- [Directions for this task]: Look through the entries below and show every line containing the word "name".

Excerpts from an interface dataset

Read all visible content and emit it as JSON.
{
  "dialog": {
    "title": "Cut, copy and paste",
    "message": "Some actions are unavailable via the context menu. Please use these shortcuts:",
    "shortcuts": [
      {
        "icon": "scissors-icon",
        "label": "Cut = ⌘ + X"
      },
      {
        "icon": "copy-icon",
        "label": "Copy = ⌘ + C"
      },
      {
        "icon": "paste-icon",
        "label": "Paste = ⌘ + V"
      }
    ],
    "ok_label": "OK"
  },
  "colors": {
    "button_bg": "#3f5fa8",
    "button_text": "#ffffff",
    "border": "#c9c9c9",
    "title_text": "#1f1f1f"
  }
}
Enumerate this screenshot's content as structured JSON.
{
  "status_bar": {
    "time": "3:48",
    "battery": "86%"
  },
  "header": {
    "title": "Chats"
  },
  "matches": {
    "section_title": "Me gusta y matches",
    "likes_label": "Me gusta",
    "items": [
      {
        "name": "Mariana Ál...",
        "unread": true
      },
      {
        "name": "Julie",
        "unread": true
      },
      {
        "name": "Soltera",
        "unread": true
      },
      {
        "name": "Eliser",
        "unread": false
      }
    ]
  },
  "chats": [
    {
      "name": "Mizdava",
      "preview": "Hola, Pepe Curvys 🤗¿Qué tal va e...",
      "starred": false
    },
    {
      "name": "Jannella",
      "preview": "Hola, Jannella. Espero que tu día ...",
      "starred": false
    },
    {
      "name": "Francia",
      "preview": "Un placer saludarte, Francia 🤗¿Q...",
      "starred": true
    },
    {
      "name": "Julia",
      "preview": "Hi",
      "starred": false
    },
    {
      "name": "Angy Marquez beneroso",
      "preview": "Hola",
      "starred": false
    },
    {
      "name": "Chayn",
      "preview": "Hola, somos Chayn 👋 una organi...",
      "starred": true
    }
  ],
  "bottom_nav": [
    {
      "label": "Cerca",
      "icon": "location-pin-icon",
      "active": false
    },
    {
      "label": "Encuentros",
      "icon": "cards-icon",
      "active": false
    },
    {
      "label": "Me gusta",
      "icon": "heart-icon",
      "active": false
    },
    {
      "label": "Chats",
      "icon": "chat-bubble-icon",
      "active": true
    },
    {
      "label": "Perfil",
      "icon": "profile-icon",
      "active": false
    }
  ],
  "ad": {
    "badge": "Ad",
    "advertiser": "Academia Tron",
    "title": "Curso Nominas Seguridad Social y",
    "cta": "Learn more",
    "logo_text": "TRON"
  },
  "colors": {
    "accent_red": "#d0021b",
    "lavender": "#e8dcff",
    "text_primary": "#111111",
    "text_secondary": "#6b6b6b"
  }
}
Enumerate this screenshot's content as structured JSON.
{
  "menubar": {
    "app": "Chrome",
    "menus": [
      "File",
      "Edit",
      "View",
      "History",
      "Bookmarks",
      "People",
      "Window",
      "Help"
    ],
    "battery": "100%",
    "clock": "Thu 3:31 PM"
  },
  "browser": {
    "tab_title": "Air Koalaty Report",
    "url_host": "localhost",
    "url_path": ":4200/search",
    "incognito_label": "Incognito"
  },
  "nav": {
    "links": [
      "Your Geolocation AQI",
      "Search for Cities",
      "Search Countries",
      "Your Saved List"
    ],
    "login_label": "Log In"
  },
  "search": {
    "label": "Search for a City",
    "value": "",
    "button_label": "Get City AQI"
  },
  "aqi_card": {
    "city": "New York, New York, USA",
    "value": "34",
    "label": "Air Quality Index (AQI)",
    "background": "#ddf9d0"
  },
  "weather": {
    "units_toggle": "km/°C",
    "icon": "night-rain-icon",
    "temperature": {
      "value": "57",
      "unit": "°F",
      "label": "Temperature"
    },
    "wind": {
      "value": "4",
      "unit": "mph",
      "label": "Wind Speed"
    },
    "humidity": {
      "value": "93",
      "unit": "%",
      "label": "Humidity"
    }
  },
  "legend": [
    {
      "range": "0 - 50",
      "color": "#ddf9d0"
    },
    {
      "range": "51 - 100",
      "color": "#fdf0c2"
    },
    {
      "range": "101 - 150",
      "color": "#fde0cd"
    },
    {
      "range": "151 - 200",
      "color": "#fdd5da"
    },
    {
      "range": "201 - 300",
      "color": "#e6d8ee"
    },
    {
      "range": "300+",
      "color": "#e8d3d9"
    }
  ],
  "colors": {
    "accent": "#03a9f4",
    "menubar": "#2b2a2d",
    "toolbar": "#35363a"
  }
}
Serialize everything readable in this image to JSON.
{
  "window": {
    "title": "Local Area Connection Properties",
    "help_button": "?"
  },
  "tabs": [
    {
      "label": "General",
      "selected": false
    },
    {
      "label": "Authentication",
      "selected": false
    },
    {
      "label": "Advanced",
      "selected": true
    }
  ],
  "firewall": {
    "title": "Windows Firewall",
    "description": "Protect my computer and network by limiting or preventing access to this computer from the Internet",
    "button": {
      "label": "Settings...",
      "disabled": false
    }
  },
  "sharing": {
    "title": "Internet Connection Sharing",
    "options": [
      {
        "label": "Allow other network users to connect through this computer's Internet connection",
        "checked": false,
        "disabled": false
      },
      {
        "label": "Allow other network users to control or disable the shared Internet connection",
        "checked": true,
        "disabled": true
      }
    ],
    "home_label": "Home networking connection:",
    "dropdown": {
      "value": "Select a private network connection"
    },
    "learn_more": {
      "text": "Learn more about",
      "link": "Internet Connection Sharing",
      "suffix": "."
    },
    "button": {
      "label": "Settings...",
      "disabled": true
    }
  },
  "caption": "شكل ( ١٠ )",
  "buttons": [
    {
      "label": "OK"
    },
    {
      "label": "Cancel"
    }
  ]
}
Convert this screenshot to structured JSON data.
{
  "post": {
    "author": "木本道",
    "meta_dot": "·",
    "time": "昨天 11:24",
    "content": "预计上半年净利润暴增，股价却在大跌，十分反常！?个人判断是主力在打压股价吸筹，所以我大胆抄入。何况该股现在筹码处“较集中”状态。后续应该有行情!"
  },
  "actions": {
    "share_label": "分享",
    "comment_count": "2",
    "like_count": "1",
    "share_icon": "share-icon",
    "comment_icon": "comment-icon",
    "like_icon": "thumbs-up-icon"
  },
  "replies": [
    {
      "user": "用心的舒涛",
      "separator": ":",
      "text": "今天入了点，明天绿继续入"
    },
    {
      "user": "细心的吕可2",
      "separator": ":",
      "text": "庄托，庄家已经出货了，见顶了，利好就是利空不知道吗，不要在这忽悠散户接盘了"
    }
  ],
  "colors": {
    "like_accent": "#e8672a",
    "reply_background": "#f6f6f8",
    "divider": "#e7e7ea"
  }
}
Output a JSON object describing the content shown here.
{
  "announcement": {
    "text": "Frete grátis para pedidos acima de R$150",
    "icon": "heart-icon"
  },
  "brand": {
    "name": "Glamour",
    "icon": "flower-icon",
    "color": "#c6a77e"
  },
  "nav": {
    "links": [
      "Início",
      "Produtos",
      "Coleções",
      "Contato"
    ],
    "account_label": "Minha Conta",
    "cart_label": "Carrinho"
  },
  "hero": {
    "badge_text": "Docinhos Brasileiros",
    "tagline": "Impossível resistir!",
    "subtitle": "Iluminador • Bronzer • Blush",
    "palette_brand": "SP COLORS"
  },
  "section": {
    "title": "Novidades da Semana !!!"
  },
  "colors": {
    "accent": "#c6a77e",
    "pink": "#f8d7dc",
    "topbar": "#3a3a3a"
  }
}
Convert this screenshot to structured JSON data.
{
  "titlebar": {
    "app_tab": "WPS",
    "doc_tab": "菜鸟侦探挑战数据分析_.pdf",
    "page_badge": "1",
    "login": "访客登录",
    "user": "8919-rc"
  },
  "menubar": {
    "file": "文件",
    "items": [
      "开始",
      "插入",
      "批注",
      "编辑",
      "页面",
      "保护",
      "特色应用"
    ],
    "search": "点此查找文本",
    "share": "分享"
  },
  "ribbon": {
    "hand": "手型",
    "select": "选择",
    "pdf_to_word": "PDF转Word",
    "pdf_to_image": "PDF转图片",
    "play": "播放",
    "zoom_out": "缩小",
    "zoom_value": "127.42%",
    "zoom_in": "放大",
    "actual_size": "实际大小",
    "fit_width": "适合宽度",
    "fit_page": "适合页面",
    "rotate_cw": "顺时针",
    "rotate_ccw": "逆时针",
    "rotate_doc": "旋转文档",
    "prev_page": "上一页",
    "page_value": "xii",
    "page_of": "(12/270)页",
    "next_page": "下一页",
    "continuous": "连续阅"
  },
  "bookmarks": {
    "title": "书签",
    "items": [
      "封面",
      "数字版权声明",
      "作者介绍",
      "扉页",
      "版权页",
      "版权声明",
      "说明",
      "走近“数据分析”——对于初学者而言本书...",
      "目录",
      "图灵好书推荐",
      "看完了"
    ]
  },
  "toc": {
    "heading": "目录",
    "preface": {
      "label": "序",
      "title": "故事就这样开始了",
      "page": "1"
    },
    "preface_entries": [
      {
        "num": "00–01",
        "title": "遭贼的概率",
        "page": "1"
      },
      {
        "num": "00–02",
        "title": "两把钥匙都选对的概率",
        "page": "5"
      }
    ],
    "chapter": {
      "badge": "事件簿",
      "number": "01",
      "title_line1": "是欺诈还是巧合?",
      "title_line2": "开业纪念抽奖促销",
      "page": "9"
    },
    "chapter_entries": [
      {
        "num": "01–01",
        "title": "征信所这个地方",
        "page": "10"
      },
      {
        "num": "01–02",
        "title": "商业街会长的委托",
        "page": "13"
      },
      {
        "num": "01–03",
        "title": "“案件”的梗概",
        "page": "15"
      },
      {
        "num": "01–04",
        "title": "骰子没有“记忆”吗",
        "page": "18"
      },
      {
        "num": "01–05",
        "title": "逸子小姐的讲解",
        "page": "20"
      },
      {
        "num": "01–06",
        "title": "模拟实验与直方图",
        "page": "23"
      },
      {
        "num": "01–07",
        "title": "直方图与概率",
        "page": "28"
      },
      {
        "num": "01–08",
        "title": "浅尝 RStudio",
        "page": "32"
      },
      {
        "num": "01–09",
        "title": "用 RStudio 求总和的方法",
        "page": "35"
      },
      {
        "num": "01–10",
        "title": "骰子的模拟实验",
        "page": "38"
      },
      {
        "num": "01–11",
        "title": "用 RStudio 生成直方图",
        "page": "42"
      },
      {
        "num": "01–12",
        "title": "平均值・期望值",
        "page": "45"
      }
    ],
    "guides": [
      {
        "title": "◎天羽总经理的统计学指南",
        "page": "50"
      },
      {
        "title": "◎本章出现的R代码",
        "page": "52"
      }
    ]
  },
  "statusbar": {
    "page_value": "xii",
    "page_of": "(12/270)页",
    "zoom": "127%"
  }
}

- [Task solution]:
        "name": "Mariana Ál...",
        "name": "Julie",
        "name": "Soltera",
        "name": "Eliser",
      "name": "Mizdava",
      "name": "Jannella",
      "name": "Francia",
      "name": "Julia",
      "name": "Angy Marquez beneroso",
      "name": "Chayn",
    "name": "Glamour",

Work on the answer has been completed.